Seminar sponsored by the Ministry of Education, Culture and Sport.
The Campus Gandia of the Polytechnic University of Valencia hosted the “Invisible Female Scientists” seminar on March 5, 2014 to mark International Women’s Day and in order to highlight the role of women in science and research throughout history. The program consisted of a panel discussion led by scientists from the UPV who reflected on their own personal and professional experience; the “Invisible Female Scientifists” exhibition was also inaugurated with a guided theatrical tour of the campus.
During the panel discussion María José Viñals, Romina del Rey and Ana María Amat, researchers at the UPV, encouraged women to fight for their dreams despite the adverse environment. ‘Do not let anyone forge your expectations, forge them yourselves’, affirmed Mª José Viñals, Professor since 2010 and with 27-year research career.
The three speakers emphasized that goals could be achieved through hard work and determination. Ana Maria Amat, professor at the UPV with 20 years of research, teaching and administrative experience in the Campus of Alcoy, encouraged the members of the audience, many them young women, to pursue a line of work that they were passionate about, because only this would guarantee results. Romina del Rey, PhD in Applied Physics, with an 8-year research career in the Campus Gandia and recipient of numerous awards such as the Andrés Lara Young Young Researcher Award, offered some clues to detect if you have scientific vocation: ‘If you wonder about the why of things and won’t accept any old answer, maybe a career in science is for you’.
“Invisible Female Scientists” Seminar

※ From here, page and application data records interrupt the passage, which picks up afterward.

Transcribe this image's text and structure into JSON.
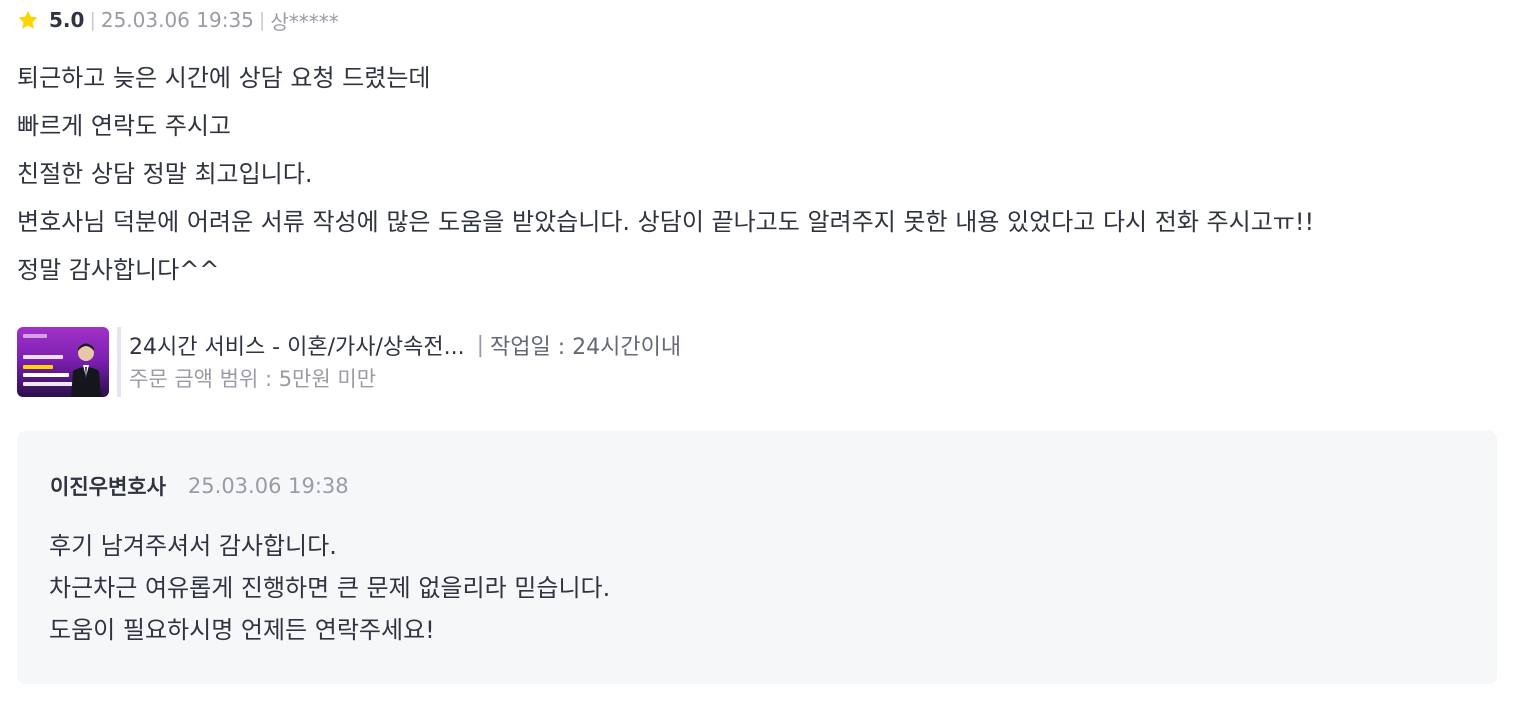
{
  "review": {
    "rating": "5.0",
    "date": "25.03.06 19:35",
    "author": "상*****",
    "separator": "|",
    "lines": [
      "퇴근하고  늦은 시간에 상담 요청 드렸는데",
      "빠르게 연락도 주시고",
      "친절한 상담 정말 최고입니다.",
      "변호사님 덕분에 어려운 서류 작성에 많은 도움을 받았습니다. 상담이 끝나고도 알려주지 못한 내용 있었다고 다시 전화 주시고ㅠ!!",
      "정말 감사합니다^^"
    ],
    "star_color": "#FFD400"
  },
  "service": {
    "title": "24시간 서비스 - 이혼/가사/상속전...",
    "separator": "|",
    "work_period": "작업일 : 24시간이내",
    "price_range": "주문 금액 범위 : 5만원 미만",
    "thumbnail_icon": "service-thumbnail-image"
  },
  "reply": {
    "author": "이진우변호사",
    "date": "25.03.06 19:38",
    "lines": [
      "후기 남겨주셔서 감사합니다.",
      "차근차근 여유롭게 진행하면 큰 문제 없을리라 믿습니다.",
      "도움이 필요하시명 언제든 연락주세요!"
    ]
  }
}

The visit and official inauguration of the exhibition “Invisible Female Scientists”, organized by the Network of Valencian Universities for the Promotion of Research (RUVID), took place following the panel discussion. This exhibition pays tribute to several of the most important pioneering women in science who did not receive their deserved recognition at the time.
The visit to the exhibition was led by guides dressed as three of the most important female scientists: Ada Lovelace, Rosalind Franklin and Marie Curie, who explained their research to the participants in the laboratories of Campus de Gandia, recreating the context they worked in and the challenges they had to overcome due to their gender. The visit was organized by teachers and students of the Tourism Management Undergraduate Program of the Campus.
The “Invisible Female Scientists” exhibition illustrates the history of thousands of women who have dedicated their lives to research and have gone completely unknown until recently. “One way to end this discrimination is to rescue the presence of women in science, make them known and offer their figures as points of reference for future research”, say the organizers.
The “Invisible Female Scientists” seminar formed part of the activities organized by Campus Gandia during the month of March, that also included posts and videos on Facebook and Twitter with the hashtag #científicasinvisibles to highlight both the work of women in science and the activity of the researchers on the Campus of Gandia. In addition, the University Library is working on the dissemination of the scientific output of the researchers on the Campus through its RiuNet repository and has made a list of suggested readings related to the subjects of the exhibition available to the entire university community through Pinterest.